You’ve no doubt seen those voyeuristic American Apparel print ads of half-naked, good-looking girls writhing in unmade beds with come-hither eyes, and then thought to yourself, “Nice work if you can get it...”
What you probably don’t know is that the guy getting it is 30-something Worcester boy done good, Henrik Purienne.
Purienne began taking photographs of his friends after nicking a camera from his rich aunt’s handbag. Or was it after he discovered a BetaMax camera at his best friend’s house? Whatever, the past is of no importance, and Purienne is so enigmatic, illusive and sarcastic that he probably spins a wonderful new tale every time he’s asked the tired old question of his first click.
Whatever the catalyst, what matters is how, after noticing the photographs of friends and girlfriends piling up around the house, photographs “so simple and real they got confused for art”, Purienne discovered his niche. Which is to say, untouched, old school-style photographs of #PurienneBlondes, at the beach or poolside, shot with a lo-fi 35mm.
While it’s easy to make comparisons to the likes of Terry Richardson and Richard Kern, Purienne’s work is more than just sun-dappled, leggy blondes in various states of undress. His unmistakable 70s filter makes everything that he does timeless and cool, creating the type of reality that we not only want to believe, but wish to immerse ourselves in.
Let it be known that this particular photographer is no graft-shy hipster shooting from the hip while getting off on getting girls to take their tops off. Alongside his cult fashion glossy, Mirage Magazine, (Purienne’s outlet for what he calls “his superficial obsessions with architecture, girls, cars and summer holidays”), and an enviable client list including Maison Kitsune, Costume National and, of course, American Apparel, he has also published a book. He downplays it as a collection of “snapshots, portraits and out takes" but is in fact a veritable objet that would take pride of place on any coffee-table.

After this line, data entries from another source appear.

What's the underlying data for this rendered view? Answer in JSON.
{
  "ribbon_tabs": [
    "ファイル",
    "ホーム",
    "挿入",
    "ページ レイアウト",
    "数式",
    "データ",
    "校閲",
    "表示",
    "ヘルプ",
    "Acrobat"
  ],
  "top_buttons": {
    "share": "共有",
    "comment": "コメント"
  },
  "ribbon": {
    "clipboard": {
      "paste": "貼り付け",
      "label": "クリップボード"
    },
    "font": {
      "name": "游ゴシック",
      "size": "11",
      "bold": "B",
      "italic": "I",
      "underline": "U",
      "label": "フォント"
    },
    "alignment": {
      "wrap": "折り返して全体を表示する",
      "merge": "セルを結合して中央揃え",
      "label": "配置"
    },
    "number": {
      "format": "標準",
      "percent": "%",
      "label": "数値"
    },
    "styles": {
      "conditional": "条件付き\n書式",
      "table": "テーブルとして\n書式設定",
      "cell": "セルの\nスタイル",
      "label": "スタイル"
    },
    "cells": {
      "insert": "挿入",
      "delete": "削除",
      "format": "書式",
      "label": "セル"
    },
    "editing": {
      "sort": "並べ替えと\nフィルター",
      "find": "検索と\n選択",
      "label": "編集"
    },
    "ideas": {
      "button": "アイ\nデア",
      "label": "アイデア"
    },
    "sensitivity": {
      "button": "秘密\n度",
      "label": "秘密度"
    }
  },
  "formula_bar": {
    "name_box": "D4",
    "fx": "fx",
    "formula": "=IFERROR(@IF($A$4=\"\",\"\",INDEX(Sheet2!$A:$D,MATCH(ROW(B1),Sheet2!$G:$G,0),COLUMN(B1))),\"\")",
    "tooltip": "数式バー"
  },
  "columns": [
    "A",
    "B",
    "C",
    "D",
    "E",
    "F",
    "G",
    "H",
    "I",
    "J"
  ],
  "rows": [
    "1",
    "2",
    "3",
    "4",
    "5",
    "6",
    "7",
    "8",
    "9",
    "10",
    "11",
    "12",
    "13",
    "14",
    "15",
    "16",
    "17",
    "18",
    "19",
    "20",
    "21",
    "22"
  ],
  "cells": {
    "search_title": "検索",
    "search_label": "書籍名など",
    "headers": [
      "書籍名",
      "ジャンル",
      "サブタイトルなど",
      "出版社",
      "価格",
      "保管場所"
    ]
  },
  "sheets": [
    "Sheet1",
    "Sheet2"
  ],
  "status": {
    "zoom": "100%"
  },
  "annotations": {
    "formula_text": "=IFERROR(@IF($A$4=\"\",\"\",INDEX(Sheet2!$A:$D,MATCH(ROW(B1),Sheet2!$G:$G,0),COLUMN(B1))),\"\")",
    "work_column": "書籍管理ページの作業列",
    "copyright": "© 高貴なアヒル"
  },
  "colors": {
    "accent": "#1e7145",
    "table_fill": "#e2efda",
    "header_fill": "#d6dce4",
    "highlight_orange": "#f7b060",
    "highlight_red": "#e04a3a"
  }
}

Sexy, provocative and controversial, Purienne’s “Jetset Hedonism” and high-fashion escapism are grounded in skilled staging, careful composition and the resourceful use of ambient light. Add to this the vintage cars, mid-century furnishings and a palette of earth tones, burnt oranges and mustards, and each photograph that Purienne makes becomes a curled index finger enticing readers to lose themselves in a summer fantasy – an extension of Purienne’s louche world.
But don’t take our word for it; this is what the man himself has to say…
Your first love was a blonde student at a school for the deaf that your father worked at. Could you tell us a little bit more about your original muse, please?
What’s there to say? She was just your typical sexy tanned blonde deaf kid with reading glasses and a big tricycle. No contest.
How many notches do you have in your bedpost?
I just have a big mattress on the floor, so it saves a ton of time on crafty logistics.
What advice do you have for guys wanting to hang around with the type of girls that you’re friends with?
Pretend to be me, apparently it’s pretty easy.
What advice do you have for girls who’d like to hang around you?
Pretend to be deaf. It’s not that easy.
What’s the best gift you’ve ever received?
A magic 8 ball. No more open questions.
Describe your perfect date.
I’ve never been on a date, but according to my research, it’s a self-empowering circle of deceit involving Lion’s Head, World of Birds, Boulders, Cape Point and a handmade shell-driftwood combo necklace.
List your five best beaches.
A beach is only as good as the company you keep. (Uh, sorry, I just got so lazy).
Your dream client, model and location would be?
It’s all a fucking nightmare really.
What piece of advice do you have for those wanting to take better holiday snaps?
Put down your camera and just chill out. You can talk about the special moments around a campfire later.